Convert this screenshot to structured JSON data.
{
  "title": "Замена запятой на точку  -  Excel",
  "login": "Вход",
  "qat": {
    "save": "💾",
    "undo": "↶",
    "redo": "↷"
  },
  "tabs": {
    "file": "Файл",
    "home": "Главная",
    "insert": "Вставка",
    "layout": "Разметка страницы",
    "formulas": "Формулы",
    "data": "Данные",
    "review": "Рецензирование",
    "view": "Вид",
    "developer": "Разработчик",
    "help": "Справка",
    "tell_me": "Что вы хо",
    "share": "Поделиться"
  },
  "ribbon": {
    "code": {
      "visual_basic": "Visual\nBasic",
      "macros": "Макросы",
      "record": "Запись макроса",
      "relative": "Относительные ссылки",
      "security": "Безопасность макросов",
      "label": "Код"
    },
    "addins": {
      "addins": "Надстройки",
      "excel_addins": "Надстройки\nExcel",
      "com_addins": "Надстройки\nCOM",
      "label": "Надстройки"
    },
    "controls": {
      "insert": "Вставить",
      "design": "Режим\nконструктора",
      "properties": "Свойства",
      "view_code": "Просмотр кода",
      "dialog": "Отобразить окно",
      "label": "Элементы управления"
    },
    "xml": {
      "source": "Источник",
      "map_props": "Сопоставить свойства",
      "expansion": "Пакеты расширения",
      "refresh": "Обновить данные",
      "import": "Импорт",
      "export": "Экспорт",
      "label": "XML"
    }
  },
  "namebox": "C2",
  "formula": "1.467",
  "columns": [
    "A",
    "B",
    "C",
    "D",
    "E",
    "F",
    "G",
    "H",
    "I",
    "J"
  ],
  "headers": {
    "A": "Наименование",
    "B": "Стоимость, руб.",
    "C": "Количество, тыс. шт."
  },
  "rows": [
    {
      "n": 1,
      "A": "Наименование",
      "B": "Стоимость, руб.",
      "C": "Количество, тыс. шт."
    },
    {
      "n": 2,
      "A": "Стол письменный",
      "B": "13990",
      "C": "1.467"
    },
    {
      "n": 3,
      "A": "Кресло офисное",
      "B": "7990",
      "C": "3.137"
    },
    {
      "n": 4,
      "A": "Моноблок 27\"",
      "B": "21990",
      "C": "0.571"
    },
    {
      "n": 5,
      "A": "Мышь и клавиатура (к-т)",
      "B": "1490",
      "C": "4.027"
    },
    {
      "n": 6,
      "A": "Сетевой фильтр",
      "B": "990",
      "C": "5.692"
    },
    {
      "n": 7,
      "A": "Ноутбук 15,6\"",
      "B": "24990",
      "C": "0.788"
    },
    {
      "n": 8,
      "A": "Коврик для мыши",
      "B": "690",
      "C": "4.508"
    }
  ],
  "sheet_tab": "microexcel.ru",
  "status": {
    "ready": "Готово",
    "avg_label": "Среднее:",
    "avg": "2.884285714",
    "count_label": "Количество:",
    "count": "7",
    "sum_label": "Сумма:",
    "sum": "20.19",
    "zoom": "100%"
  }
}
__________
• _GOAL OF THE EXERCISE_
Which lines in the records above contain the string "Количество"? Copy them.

• _TASK OUTPUT_
    "C": "Количество, тыс. шт."
      "C": "Количество, тыс. шт."
    "count_label": "Количество:",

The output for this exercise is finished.